Prosecutors argued Yandamuri hatched the kidnapping plot to pay for a gambling habit. They said he was mired in gambling debts and told police he committed the crime after losing at least $15,000 at a casino near his office.
He told investigators he panicked after the grandmother, who had opened her family's apartment door to him, was killed in a struggle over a kitchen knife he had carried.
He told police he accidentally dropped the baby, put a handkerchief over her mouth to quiet her and tied a towel around her head. He said he then left the baby - with her dark hair, huge dark eyes and white dress - in a trash-strewn, unused sauna in a basement fitness center and when he returned hours later with milk for her she was unconscious.
Yandamuri knew the baby's parents from his King of Prussia apartment complex. Like him, they were young technology professionals from India. He had gone to a birthday party for the baby's mother, had met the visiting grandmother and used family nicknames in a ransom note demanding $50,000, authorities said.
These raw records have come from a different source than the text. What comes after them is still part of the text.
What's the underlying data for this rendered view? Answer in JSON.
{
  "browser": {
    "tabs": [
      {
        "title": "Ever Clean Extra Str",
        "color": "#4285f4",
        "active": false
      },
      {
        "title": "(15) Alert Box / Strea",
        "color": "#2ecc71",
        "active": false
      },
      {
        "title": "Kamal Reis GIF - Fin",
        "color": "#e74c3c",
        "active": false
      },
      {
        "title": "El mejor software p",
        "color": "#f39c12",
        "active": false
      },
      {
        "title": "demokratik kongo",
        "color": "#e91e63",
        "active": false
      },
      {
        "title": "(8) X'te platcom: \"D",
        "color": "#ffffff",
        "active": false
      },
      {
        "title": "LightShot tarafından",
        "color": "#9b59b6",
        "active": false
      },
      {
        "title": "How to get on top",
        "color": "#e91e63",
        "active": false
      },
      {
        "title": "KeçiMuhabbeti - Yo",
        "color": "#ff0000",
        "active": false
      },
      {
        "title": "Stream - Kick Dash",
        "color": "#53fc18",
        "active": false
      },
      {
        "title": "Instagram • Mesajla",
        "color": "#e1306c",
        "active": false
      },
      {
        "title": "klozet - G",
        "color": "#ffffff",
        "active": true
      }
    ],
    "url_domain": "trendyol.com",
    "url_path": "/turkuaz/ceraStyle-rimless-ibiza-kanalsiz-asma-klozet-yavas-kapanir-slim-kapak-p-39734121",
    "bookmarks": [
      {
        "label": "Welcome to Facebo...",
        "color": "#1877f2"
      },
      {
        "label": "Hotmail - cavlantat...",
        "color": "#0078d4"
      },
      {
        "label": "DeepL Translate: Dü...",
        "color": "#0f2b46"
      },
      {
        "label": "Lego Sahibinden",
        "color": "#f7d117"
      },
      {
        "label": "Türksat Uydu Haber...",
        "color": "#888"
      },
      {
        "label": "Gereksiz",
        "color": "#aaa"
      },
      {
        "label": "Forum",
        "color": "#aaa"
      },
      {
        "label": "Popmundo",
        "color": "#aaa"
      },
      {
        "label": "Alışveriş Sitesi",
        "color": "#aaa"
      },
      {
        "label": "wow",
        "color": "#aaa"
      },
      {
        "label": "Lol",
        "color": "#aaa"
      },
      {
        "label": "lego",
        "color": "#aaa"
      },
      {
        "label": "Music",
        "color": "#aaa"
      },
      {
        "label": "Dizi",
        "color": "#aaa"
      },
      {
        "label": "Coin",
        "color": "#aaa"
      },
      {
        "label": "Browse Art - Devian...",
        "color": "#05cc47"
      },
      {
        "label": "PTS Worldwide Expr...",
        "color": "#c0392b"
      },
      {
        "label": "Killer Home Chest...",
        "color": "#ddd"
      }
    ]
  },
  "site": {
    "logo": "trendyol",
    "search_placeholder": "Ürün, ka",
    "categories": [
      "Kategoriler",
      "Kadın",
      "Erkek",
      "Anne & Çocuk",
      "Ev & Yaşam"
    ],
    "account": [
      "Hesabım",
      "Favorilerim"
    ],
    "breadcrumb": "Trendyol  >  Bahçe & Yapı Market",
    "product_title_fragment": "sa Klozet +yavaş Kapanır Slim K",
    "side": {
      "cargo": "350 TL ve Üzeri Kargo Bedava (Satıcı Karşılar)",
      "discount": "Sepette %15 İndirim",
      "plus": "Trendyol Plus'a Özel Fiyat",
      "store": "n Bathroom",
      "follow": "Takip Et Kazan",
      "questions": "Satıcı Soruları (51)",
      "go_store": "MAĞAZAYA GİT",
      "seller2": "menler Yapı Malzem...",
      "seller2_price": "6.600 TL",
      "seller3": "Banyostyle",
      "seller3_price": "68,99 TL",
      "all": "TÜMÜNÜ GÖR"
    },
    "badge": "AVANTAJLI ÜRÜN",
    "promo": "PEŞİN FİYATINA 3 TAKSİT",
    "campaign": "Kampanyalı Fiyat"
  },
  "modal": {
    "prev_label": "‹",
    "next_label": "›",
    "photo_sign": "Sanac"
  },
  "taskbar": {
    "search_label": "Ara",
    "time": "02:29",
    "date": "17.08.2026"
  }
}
"They both are working, so I thought maybe they have some money," Yandamuri told police in a videotaped statement played at a preliminary hearing. "My intention was not to kill anyone or not to harm anyone. I only tried to kidnap the baby."
At trial, though, Yandamuri argued two other men forced him at gunpoint to help and said he was pressured into confessing.
Evidence against him included DNA and the confession, which police say led to the baby's body.
The same jury that convicted Yandamuri will now decide whether he should be sentenced to death or life behind bars, reports CBS Philly.
The same jury will now decide whether Yandamuri will get the death penalty or life behind bars, according to the station.
Henry Hilles, an attorney who will represent Yandamuri during the penalty phase of the trial, said his client was stunned at the guilty verdicts.
"He thought he was going to have a different verdict, whether or not that seems plausible to court observers is debatable," Hilles said, according to the station.
Montgomery County Prosecutor Kevin Steele said the guilty verdicts are the first step to bringing some closure to the victims' family.
"Justice was done today. This is a case that we've said from the beginning had a mountain of evidence," Steele said.